* _WHAT THE TASK ASKS_
Would you repeat the entries below exactly and omit the pictures?

(Beginning of SUPPLIED DATA)

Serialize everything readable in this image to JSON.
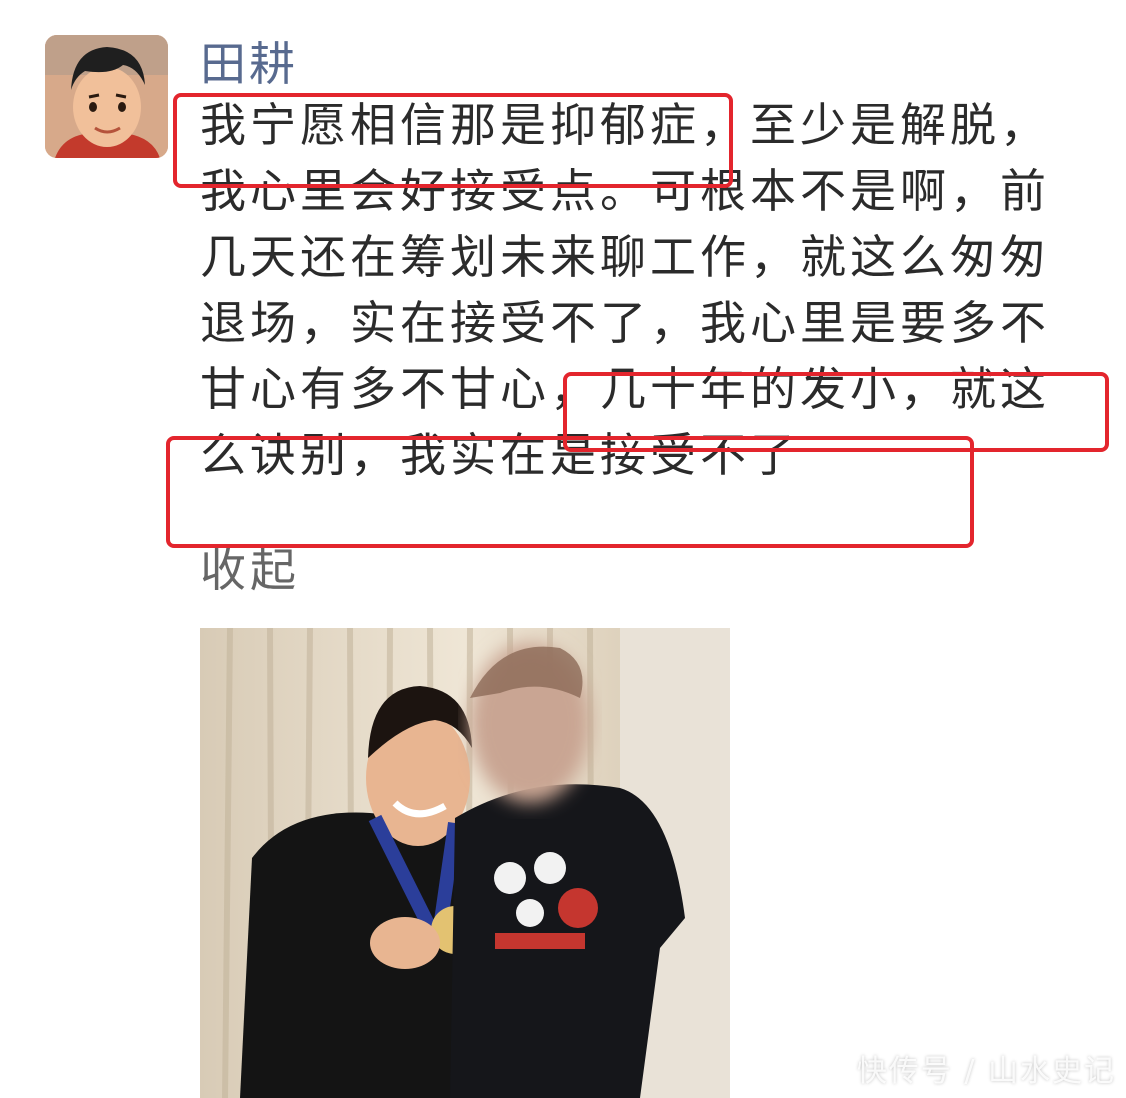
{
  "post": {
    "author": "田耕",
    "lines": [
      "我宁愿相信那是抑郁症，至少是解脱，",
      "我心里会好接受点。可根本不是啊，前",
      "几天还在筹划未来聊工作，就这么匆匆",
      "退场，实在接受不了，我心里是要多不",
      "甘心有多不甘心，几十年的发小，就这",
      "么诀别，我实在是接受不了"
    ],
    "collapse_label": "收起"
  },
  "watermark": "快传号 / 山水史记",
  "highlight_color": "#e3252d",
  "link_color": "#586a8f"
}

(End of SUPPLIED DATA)

* _REPLY_
Serialize everything readable in this image to JSON.
{
  "post": {
    "author": "田耕",
    "lines": [
      "我宁愿相信那是抑郁症，至少是解脱，",
      "我心里会好接受点。可根本不是啊，前",
      "几天还在筹划未来聊工作，就这么匆匆",
      "退场，实在接受不了，我心里是要多不",
      "甘心有多不甘心，几十年的发小，就这",
      "么诀别，我实在是接受不了"
    ],
    "collapse_label": "收起"
  },
  "watermark": "快传号 / 山水史记",
  "highlight_color": "#e3252d",
  "link_color": "#586a8f"
}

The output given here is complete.